Provided entries:
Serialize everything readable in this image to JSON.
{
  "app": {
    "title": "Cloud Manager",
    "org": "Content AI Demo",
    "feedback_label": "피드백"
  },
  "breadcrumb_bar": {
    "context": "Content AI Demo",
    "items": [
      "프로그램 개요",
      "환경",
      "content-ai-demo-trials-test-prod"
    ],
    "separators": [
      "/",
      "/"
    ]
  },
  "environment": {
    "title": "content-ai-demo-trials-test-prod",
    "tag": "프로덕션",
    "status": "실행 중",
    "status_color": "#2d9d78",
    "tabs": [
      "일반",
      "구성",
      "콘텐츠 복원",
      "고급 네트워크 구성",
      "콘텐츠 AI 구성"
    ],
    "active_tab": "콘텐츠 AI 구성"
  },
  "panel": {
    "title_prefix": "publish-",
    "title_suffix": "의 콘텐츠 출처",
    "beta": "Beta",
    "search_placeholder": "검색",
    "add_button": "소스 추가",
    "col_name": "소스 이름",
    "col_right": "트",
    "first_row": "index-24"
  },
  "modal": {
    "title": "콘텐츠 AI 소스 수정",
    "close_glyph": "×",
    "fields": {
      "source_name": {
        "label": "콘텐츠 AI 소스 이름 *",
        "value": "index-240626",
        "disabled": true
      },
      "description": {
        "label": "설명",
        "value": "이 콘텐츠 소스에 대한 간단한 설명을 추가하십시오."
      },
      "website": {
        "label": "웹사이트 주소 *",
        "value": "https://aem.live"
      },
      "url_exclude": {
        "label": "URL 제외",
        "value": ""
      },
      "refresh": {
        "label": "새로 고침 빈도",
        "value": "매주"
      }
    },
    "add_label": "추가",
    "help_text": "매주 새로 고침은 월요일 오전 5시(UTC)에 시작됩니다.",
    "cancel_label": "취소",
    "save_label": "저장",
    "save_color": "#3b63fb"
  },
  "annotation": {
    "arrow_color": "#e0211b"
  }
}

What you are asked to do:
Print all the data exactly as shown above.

Output for this exercise:
Serialize everything readable in this image to JSON.
{
  "app": {
    "title": "Cloud Manager",
    "org": "Content AI Demo",
    "feedback_label": "피드백"
  },
  "breadcrumb_bar": {
    "context": "Content AI Demo",
    "items": [
      "프로그램 개요",
      "환경",
      "content-ai-demo-trials-test-prod"
    ],
    "separators": [
      "/",
      "/"
    ]
  },
  "environment": {
    "title": "content-ai-demo-trials-test-prod",
    "tag": "프로덕션",
    "status": "실행 중",
    "status_color": "#2d9d78",
    "tabs": [
      "일반",
      "구성",
      "콘텐츠 복원",
      "고급 네트워크 구성",
      "콘텐츠 AI 구성"
    ],
    "active_tab": "콘텐츠 AI 구성"
  },
  "panel": {
    "title_prefix": "publish-",
    "title_suffix": "의 콘텐츠 출처",
    "beta": "Beta",
    "search_placeholder": "검색",
    "add_button": "소스 추가",
    "col_name": "소스 이름",
    "col_right": "트",
    "first_row": "index-24"
  },
  "modal": {
    "title": "콘텐츠 AI 소스 수정",
    "close_glyph": "×",
    "fields": {
      "source_name": {
        "label": "콘텐츠 AI 소스 이름 *",
        "value": "index-240626",
        "disabled": true
      },
      "description": {
        "label": "설명",
        "value": "이 콘텐츠 소스에 대한 간단한 설명을 추가하십시오."
      },
      "website": {
        "label": "웹사이트 주소 *",
        "value": "https://aem.live"
      },
      "url_exclude": {
        "label": "URL 제외",
        "value": ""
      },
      "refresh": {
        "label": "새로 고침 빈도",
        "value": "매주"
      }
    },
    "add_label": "추가",
    "help_text": "매주 새로 고침은 월요일 오전 5시(UTC)에 시작됩니다.",
    "cancel_label": "취소",
    "save_label": "저장",
    "save_color": "#3b63fb"
  },
  "annotation": {
    "arrow_color": "#e0211b"
  }
}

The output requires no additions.